With coronavirus cases still on the rise around the world, many people are continuing to socially distance themselves or reduce their time in public to help minimize exposure and spread of the virus. Unfortunately, many long-term care facilities have seen high amounts of deaths and illnesses related to the pandemic. In light of the continuing social lockdown of these facilities and the forced separation of residents from their families and loved ones, many seniors and their families are rethinking living arrangements and researching how to age safely at home.
The worldwide COVID-19 pandemic has caused unprecedented job loss and disruption to the economy. Household workers are some of the most economically vulnerable workers, as they live paycheck to paycheck in many instances. While some highly qualified nannies are landing on their feet as their college education provides a good baseline to help with home schooling, other wonderful caregivers with less educational experience find themselves out of work with no immediate prospects.
The Coronavirus Aid, Relief, and Economic Security (CARES) Act isn’t just about easing employers’ tax burdens. It also impacts employee benefits.
California Governor Gavin Newsom's Executive Order N-62-20 in response to the COVID-19 pandemic effectively means that a nanny, senior caregiver or other household employee with test-confirmed COVID-19 illness will be presumptively compensable by workers’ compensation.
Virginia labor laws have historically been friendly to employers. New legislation signed into law this year, however, significantly changes a worker’s right to redress in an area of keen importance to household employers – namely wage theft.
Engaging a senior care aide to help a beloved aging family member is complex.
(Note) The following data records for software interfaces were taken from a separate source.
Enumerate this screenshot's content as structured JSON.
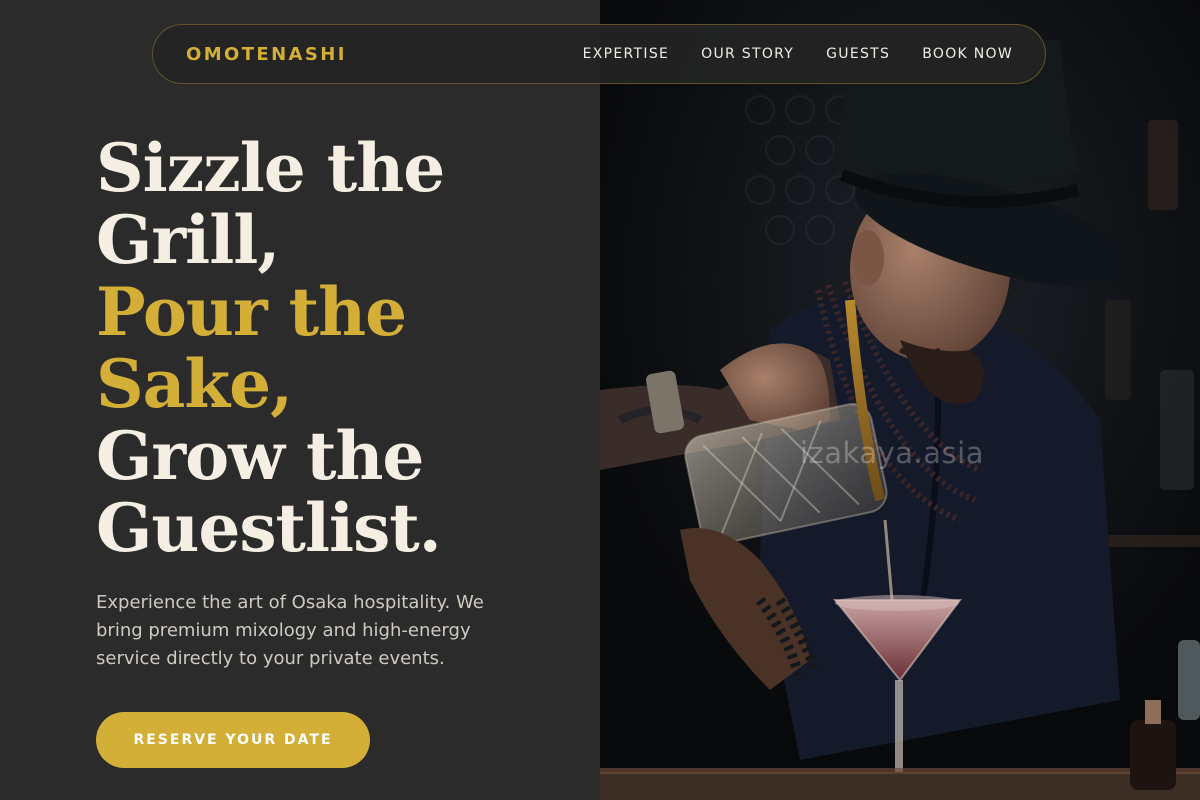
{
  "brand": {
    "name": "OMOTENASHI"
  },
  "nav": {
    "links": [
      {
        "label": "EXPERTISE"
      },
      {
        "label": "OUR STORY"
      },
      {
        "label": "GUESTS"
      },
      {
        "label": "BOOK NOW"
      }
    ]
  },
  "hero": {
    "headline": {
      "line1": "Sizzle the",
      "line2": "Grill,",
      "line3": "Pour the",
      "line4": "Sake,",
      "line5": "Grow the",
      "line6": "Guestlist."
    },
    "subtext": "Experience the art of Osaka hospitality. We bring premium mixology and high-energy service directly to your private events.",
    "cta_label": "RESERVE YOUR DATE"
  },
  "image": {
    "watermark": "izakaya.asia"
  },
  "colors": {
    "accent": "#d4af37",
    "background": "#2b2b2b",
    "heading": "#f5efe3",
    "body_text": "#cfcac1"
  }
}
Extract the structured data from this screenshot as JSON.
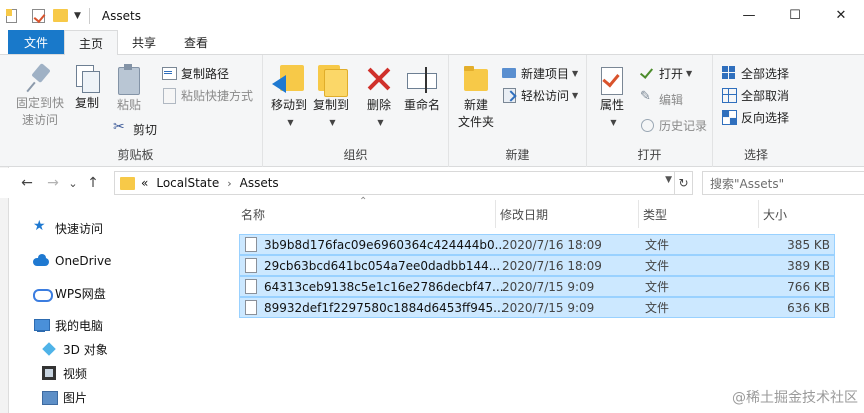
{
  "window": {
    "title": "Assets",
    "controls": {
      "minimize": "—",
      "maximize": "☐",
      "close": "✕"
    }
  },
  "ribbon_tabs": [
    "文件",
    "主页",
    "共享",
    "查看"
  ],
  "ribbon": {
    "clipboard": {
      "label": "剪贴板",
      "pin": "固定到快\n速访问",
      "copy": "复制",
      "paste": "粘贴",
      "copy_path": "复制路径",
      "paste_shortcut": "粘贴快捷方式",
      "cut": "剪切"
    },
    "organize": {
      "label": "组织",
      "move_to": "移动到",
      "copy_to": "复制到",
      "delete": "删除",
      "rename": "重命名"
    },
    "new": {
      "label": "新建",
      "new_folder": "新建\n文件夹",
      "new_item": "新建项目",
      "easy_access": "轻松访问"
    },
    "open": {
      "label": "打开",
      "properties": "属性",
      "open": "打开",
      "edit": "编辑",
      "history": "历史记录"
    },
    "select": {
      "label": "选择",
      "select_all": "全部选择",
      "select_none": "全部取消",
      "invert": "反向选择"
    }
  },
  "address": {
    "back": "←",
    "forward": "→",
    "recent": "⌄",
    "up": "↑",
    "overflow": "«",
    "crumbs": [
      "LocalState",
      "Assets"
    ],
    "search_placeholder": "搜索\"Assets\""
  },
  "nav_pane": [
    {
      "label": "快速访问",
      "icon": "star-icon"
    },
    {
      "label": "OneDrive",
      "icon": "cloud-icon"
    },
    {
      "label": "WPS网盘",
      "icon": "wps-cloud-icon"
    },
    {
      "label": "我的电脑",
      "icon": "computer-icon"
    },
    {
      "label": "3D 对象",
      "icon": "cube-icon"
    },
    {
      "label": "视频",
      "icon": "video-icon"
    },
    {
      "label": "图片",
      "icon": "picture-icon"
    }
  ],
  "columns": [
    "名称",
    "修改日期",
    "类型",
    "大小"
  ],
  "files": [
    {
      "name": "3b9b8d176fac09e6960364c424444b0...",
      "date": "2020/7/16 18:09",
      "type": "文件",
      "size": "385 KB"
    },
    {
      "name": "29cb63bcd641bc054a7ee0dadbb144...",
      "date": "2020/7/16 18:09",
      "type": "文件",
      "size": "389 KB"
    },
    {
      "name": "64313ceb9138c5e1c16e2786decbf47...",
      "date": "2020/7/15 9:09",
      "type": "文件",
      "size": "766 KB"
    },
    {
      "name": "89932def1f2297580c1884d6453ff945...",
      "date": "2020/7/15 9:09",
      "type": "文件",
      "size": "636 KB"
    }
  ],
  "watermark": "@稀土掘金技术社区",
  "colors": {
    "accent": "#1979ca",
    "selection": "#cce8ff",
    "selection_border": "#99d1ff",
    "folder": "#f7c948"
  }
}
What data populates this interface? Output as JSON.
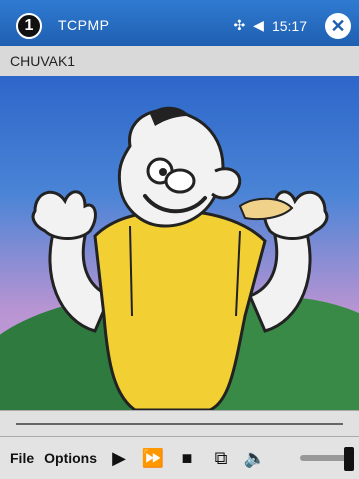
{
  "header": {
    "step_badge": "1",
    "app_name": "TCPMP",
    "time": "15:17"
  },
  "icons": {
    "signal": "signal-icon",
    "volume": "volume-icon",
    "close": "close-icon"
  },
  "content": {
    "station": "CHUVAK1"
  },
  "toolbar": {
    "file_label": "File",
    "options_label": "Options"
  },
  "colors": {
    "titlebar": "#1f5fb1",
    "shirt": "#f2d033",
    "skin": "#f2f2f2",
    "ground": "#2f7a3e"
  },
  "playback": {
    "volume_level": 0.9
  }
}
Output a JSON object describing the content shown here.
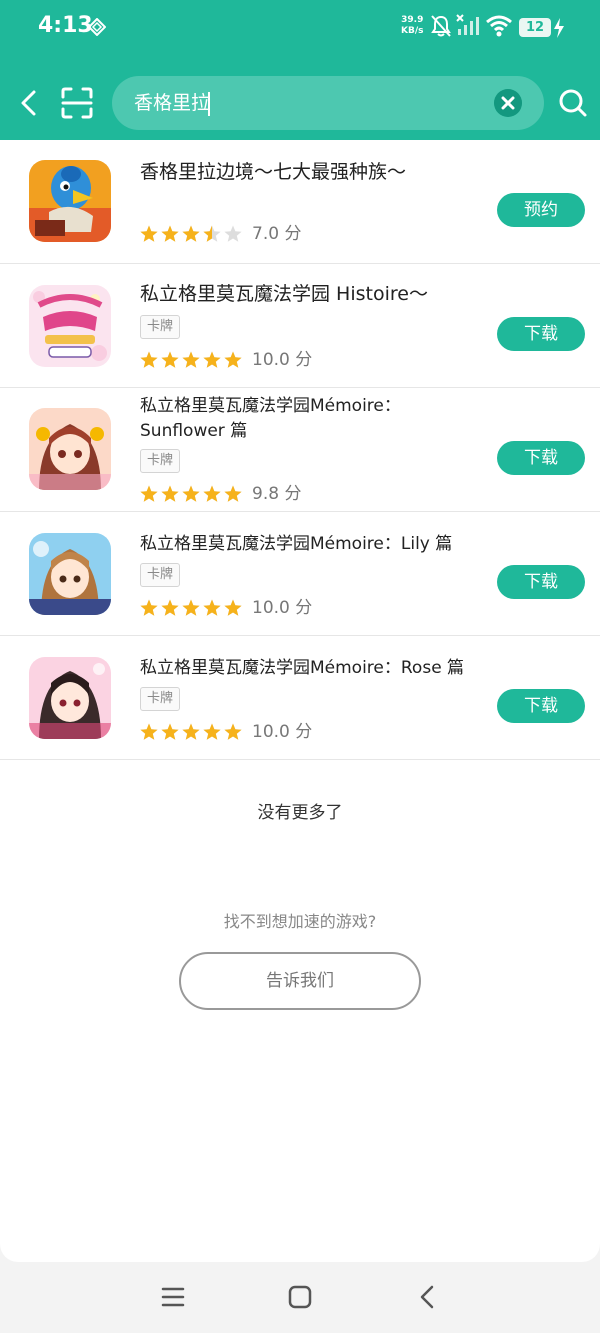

You need to balance the needs and preferences of the adult receiving the assistance, budget, and administration. Ask any friend who has done this and they will confirm that there is one constant - that nothing is constant and needs are constantly evolving.
Many senior care aides support the elderly in Senior Living Apartment centers, many of whom are forbidding FAMILY and FRIENDS from visiting their residents during the COVID pandemic, and the aides are assuming many responsibilities that family used to do.
When hours increase and you need to calculate your senior caregiver’s overtime, it can get confusing sometimes. Here is a helpful example.
Professional fiduciaries are educationally qualified individuals who care for the financial and personal care needs of individuals who are unable to do so themselves, and who have no close family or friends who are able and/or willing to do so for them.
During the COVID-19 crisis, many people and charitable organizations need cash. The new CARES Act may provide some solutions.
Household employers and employees are searching for financial solutions to the current economic crises facing our economy. As we better understand the programs and benefits provided by the Families First Coronavirus Response Act (FFCRA) and the Coronavirus Aid, Relief, and Economic Security Act (CARES), families and caregivers are increasingly turning to unemployment benefits to provide some level of financial stability. Here we give an overview of how to navigate this important system which we all hoped we would never need to use.